Although as noted the usage of Pellets and Pellet boilers can bring a range of commercial and environmental benefits, it does have its own shortcomings. One argument critics often raise is over whether it is as ‘carbon neutral’ as it claims to be. As mentioned, the use of the pellets is carbon lean however it is where it is sourced from and the travel miles where the issue lies. The benefits of Pellets must be discounted by the loss of the carbon sequestration that would have occurred in the original forests/woods if they had not been harvested. The other factor highlighted which is often overlooked is the carbon dioxide emitted during the transportation of the pellets and even the materials to make them. We have visited some farms that offer the worst-case scenario. Growing trees for fuel, farming those trees using diesel, processing and pelletising that wood using diesel powered machines, transporting and distributing those pellets using diesel lorries. This is not a green supply chain, at best is green tinge of brown. A rising number of scientists and environmental campaigners, including Greta Thunberg have also challenged the ‘Carbon Neutral’ tag pellets currently have. This is a factor that needs to be considered when debating which system is best for your situation.

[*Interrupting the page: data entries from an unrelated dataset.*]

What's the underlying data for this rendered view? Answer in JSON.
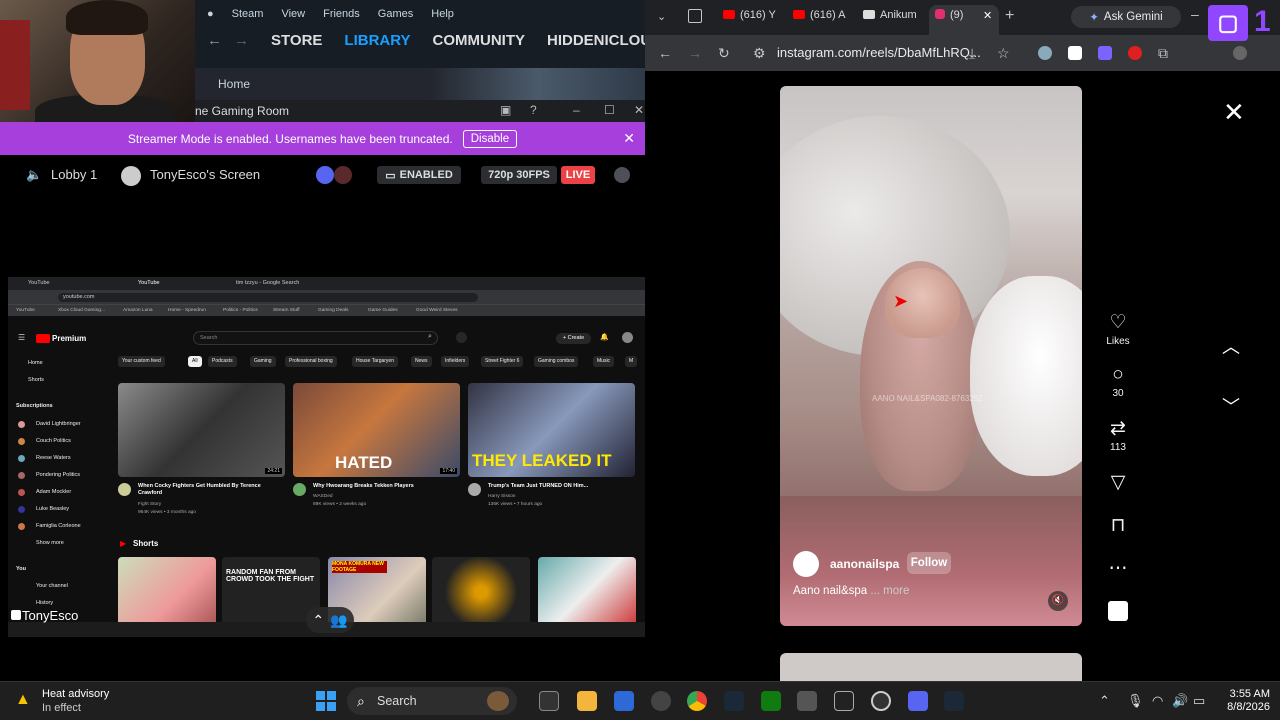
{
  "steam": {
    "menu": [
      "Steam",
      "View",
      "Friends",
      "Games",
      "Help"
    ],
    "nav": [
      "STORE",
      "LIBRARY",
      "COMMUNITY",
      "HIDDENICLOUD"
    ],
    "home": "Home"
  },
  "discord": {
    "window_title": "ne Gaming Room",
    "streamer_banner": "Streamer Mode is enabled. Usernames have been truncated.",
    "disable_label": "Disable",
    "lobby": "Lobby 1",
    "screen_label": "TonyEsco's Screen",
    "enabled_badge": "ENABLED",
    "quality_badge": "720p 30FPS",
    "live_badge": "LIVE",
    "streamer_name": "TonyEsco"
  },
  "shared_screen": {
    "tabs": [
      "YouTube",
      "YouTube",
      "tim tzzyu - Google Search"
    ],
    "url": "youtube.com",
    "bookmarks": [
      "YouTube",
      "Xbox Cloud Gaming...",
      "Amazon Luna",
      "Home - Speedrun",
      "Politics - Politics",
      "Stream Stuff",
      "Gaming Deals",
      "Game Guides",
      "Good Weird Steves"
    ],
    "logo": "Premium",
    "search_placeholder": "Search",
    "create_label": "+ Create",
    "sidebar": {
      "home": "Home",
      "shorts": "Shorts",
      "subscriptions": "Subscriptions",
      "subs": [
        "David Lightbringer",
        "Couch Politics",
        "Reese Waters",
        "Pondering Politics",
        "Adam Mockler",
        "Luke Beasley",
        "Famiglia Corleone"
      ],
      "show_more": "Show more",
      "you": "You",
      "your_channel": "Your channel",
      "history": "History"
    },
    "chips": [
      "Your custom feed",
      "All",
      "Podcasts",
      "Gaming",
      "Professional boxing",
      "House Targaryen",
      "News",
      "Infielders",
      "Street Fighter 6",
      "Gaming combos",
      "Music",
      "M"
    ],
    "videos": [
      {
        "title": "When Cocky Fighters Get Humbled By Terence Crawford",
        "channel": "Fight Story",
        "meta": "964K views • 3 months ago",
        "duration": "24:21",
        "overlay": ""
      },
      {
        "title": "Why Hwoarang Breaks Tekken Players",
        "channel": "WASDed",
        "meta": "89K views • 2 weeks ago",
        "duration": "17:40",
        "overlay": "HATED"
      },
      {
        "title": "Trump's Team Just TURNED ON Him...",
        "channel": "Harry Sisson",
        "meta": "136K views • 7 hours ago",
        "duration": "",
        "overlay": "THEY LEAKED IT"
      }
    ],
    "shorts_heading": "Shorts",
    "short_texts": [
      "",
      "RANDOM FAN FROM CROWD TOOK THE FIGHT",
      "MONA KOMURA NEW FOOTAGE",
      "",
      ""
    ]
  },
  "chrome": {
    "tabs": [
      "(616) Y",
      "(616) A",
      "Anikum",
      "(9)"
    ],
    "gemini": "Ask Gemini",
    "url": "instagram.com/reels/DbaMfLhRQ..."
  },
  "instagram": {
    "username": "aanonailspa",
    "follow": "Follow",
    "caption": "Aano nail&spa",
    "more": "... more",
    "watermark": "AANO NAIL&SPA082-8763252",
    "likes_label": "Likes",
    "comments": "30",
    "reposts": "113"
  },
  "twitch": {
    "count": "1"
  },
  "taskbar": {
    "weather_title": "Heat advisory",
    "weather_sub": "In effect",
    "search": "Search",
    "time": "3:55 AM",
    "date": "8/8/2026"
  },
  "colors": {
    "streamer_purple": "#a63fdc",
    "steam_blue": "#1a9fff",
    "live_red": "#ed4245",
    "twitch_purple": "#9146ff",
    "youtube_red": "#ff0000"
  }
}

What we have identified is that Biomass is only as green as its supply chain. Transport and logistics are the barrier to the green credentials of Pellet Boilers and biomass as a whole. Although we have highlighted the drawbacks of Pellet systems there is no doubt that sustainably harvested biomass can play a significant role in meeting long-term climate targets so should not be discarded by any stretch.
Industrial Wood Waste and biomass offered by Ranheat steps around this entire problem. People need and want products that are made of wood. There is already a demand for kitchens, furniture, structural timber, garden products and many more items. There is also a big swing in the construction industry to use less steel and concrete and more composite structural beams. We have seen a big up swing during 2020/21 of the purchasing of garden equipment, fencing, sofas and all wood-based items. This has been driven by domestic demand increasing and the cost of importing increasing. In the short, medium and long term, we are going to have more industrial wood waste to use.
This is a fantastic green resource that needs to be used correctly to get the most carbon savings. The greenest way to use this biomass energy, is in an onsite industrial wood waste boiler and heater. This removes the fuel miles and diesel that would be required if the material were transported to another site. Take a look at some of our previous Case Studies and feel free to get in touch to see what a Ranheat Biomass Boiler could do for you Contact us.